The effects of strategy instruction on the comprehension performance of at-risk students

The study examined the effects of two interventions on improving student reading comprehension. The first intervention was strategy instruction. In this condition, students were taught how to strategically use their knowledge of text structure including making predictions, identification of main characters, identifying the central problem of a story, and identifying the resolution to a problem. Students were taught to note key words and were asked to make story maps for each passage that they read. The intervention lasted for five weeks. The second intervention used was story content instruction, in which story maps and prepared scripts (about key vocabulary, concepts, and related ideas) were used. Students in the comparison group used a basal reading program. The study included 67 students (39 fifth-graders and 28 sixth-graders) from high-average, average, low-average, and Chapter 1 classes in an elementary school in a large U.S. city. All students were considered at risk. Forty-five percent were minority, 67% were from low socioeconomic status families (as measured by eligibility for free or reduced cost lunch), and slightly over half of the students' scores were in the lowest quartile on the reading portion of the Stanford Achievement Test. Study data was collected at immediate comprehension post-test (following instruction), immediate comprehension post-test (independent), delayed comprehension post-test (following instruction), and delayed comprehension post-test (independent). The strategy instruction group scored significantly higher than the story content group or the basal control group on the immediate post-tests. Overall, students also performed better on the delayed post-test than the immediate post-test.
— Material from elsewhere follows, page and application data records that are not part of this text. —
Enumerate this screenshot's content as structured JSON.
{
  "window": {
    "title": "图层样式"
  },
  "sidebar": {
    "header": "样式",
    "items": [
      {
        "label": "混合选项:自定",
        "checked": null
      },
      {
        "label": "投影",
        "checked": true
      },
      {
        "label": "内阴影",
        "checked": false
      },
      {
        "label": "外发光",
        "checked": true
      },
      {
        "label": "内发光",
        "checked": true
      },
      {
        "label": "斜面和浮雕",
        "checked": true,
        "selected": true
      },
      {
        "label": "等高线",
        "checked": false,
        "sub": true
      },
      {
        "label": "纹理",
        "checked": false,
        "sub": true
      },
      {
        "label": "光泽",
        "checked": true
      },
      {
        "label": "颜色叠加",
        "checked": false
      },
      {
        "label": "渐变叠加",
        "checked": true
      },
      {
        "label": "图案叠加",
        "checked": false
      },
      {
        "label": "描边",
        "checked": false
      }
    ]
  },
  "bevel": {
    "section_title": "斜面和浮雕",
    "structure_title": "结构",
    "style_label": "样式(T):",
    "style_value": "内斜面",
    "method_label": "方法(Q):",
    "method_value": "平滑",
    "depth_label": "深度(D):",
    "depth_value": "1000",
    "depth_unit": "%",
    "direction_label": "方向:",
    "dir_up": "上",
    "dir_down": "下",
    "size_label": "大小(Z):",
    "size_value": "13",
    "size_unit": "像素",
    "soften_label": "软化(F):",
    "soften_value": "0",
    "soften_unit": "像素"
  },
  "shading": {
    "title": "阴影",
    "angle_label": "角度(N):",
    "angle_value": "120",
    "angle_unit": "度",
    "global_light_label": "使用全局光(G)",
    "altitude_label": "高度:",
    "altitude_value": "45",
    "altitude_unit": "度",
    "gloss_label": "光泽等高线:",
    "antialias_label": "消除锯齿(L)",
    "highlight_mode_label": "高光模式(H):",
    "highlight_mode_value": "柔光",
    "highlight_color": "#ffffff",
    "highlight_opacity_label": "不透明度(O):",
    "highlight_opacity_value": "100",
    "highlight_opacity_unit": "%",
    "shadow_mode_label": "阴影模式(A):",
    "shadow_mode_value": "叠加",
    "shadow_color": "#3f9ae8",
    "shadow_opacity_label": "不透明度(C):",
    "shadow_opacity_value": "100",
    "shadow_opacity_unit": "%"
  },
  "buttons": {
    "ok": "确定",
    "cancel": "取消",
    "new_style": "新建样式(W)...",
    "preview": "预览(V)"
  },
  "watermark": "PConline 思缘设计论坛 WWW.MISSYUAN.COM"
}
The strategy instruction group performed better on the independent tests than the other two groups, and the story content group improved significantly from immediate to delayed post-test. The story content group scored significantly better on the delayed post-tests than the basal control group.

Author: 
Dole, J. A., Brown, K. J., & Trathen, W.
Year: 
1996
Source: 
Reading Research Quarterly, 31(1), 62-88.
Type: 
Related Research
Content Area: 
reading
Grade Level: 
middle school
IDEA Disability Category: 
major-other health impairment
specific learning disability
Instructional Support: 
opportunities to learn concepts
practice and reinforcement activities